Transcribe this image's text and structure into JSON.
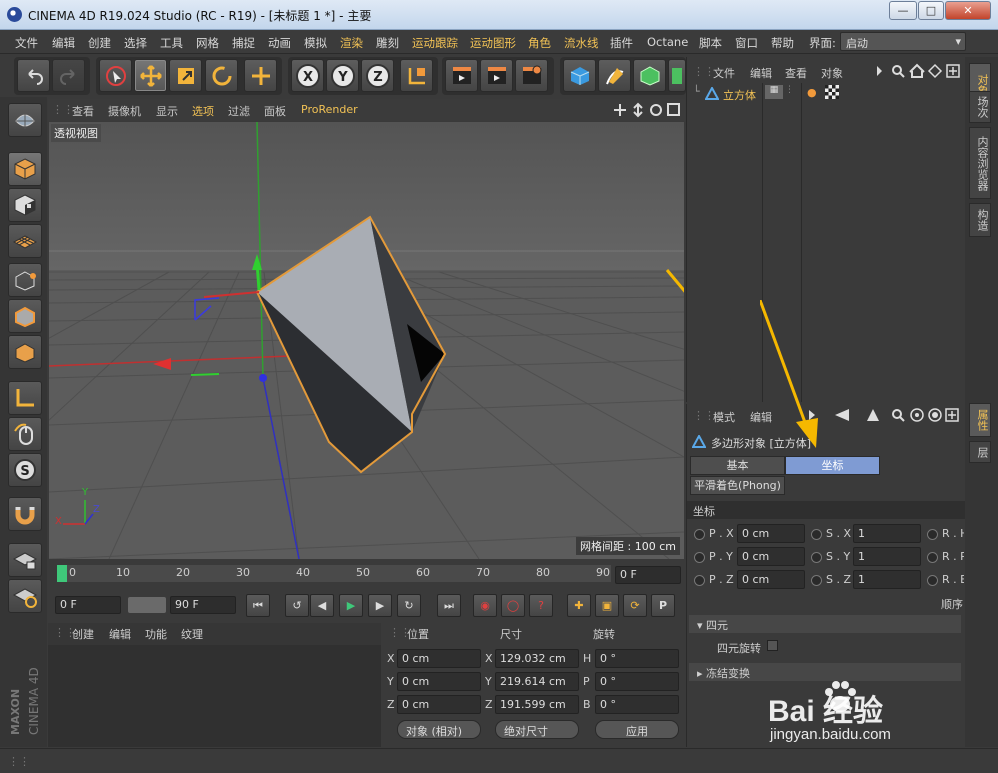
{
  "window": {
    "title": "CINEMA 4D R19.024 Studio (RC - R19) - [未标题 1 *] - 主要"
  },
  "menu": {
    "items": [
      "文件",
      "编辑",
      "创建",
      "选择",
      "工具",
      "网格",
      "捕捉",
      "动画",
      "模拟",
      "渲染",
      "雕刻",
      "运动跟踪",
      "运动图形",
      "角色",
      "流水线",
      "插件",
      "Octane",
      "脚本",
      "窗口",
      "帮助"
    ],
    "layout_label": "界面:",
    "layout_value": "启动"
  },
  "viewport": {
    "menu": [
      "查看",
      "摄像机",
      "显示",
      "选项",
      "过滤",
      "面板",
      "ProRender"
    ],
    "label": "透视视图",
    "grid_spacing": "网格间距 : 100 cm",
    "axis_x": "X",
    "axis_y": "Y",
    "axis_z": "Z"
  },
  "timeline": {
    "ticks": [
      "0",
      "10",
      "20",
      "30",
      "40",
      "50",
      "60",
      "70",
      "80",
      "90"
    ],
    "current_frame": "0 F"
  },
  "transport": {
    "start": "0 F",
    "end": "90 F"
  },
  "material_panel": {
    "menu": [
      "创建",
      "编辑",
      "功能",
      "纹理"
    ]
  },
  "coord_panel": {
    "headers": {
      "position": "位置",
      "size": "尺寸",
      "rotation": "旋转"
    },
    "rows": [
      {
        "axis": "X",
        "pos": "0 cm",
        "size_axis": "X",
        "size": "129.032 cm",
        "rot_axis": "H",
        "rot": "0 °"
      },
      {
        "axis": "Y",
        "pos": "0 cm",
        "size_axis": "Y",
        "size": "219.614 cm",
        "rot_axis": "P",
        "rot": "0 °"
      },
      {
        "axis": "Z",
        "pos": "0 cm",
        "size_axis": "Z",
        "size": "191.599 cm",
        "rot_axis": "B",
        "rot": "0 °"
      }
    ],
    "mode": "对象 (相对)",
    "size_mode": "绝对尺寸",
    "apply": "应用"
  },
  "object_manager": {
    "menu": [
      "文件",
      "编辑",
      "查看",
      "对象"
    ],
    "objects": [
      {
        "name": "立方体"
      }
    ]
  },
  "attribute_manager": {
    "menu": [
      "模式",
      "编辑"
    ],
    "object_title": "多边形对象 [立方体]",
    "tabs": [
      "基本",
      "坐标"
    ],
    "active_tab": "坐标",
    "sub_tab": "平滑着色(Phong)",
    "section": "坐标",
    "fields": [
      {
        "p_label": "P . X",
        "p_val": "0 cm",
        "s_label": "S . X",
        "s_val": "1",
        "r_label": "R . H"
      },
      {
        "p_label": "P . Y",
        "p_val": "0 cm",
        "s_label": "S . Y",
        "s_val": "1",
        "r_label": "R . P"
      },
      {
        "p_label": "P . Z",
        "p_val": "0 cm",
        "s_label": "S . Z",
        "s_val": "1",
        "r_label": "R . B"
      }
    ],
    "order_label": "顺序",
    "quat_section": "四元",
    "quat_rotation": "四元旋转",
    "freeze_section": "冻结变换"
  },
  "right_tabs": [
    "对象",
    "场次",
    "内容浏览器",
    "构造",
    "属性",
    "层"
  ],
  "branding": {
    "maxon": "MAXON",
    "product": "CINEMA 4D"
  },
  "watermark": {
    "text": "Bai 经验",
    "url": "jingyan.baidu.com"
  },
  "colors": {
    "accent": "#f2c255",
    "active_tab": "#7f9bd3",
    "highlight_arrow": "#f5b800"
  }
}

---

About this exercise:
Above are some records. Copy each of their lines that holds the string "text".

Reply:
Transcribe this image's text and structure into JSON.
    "text": "Bai 经验",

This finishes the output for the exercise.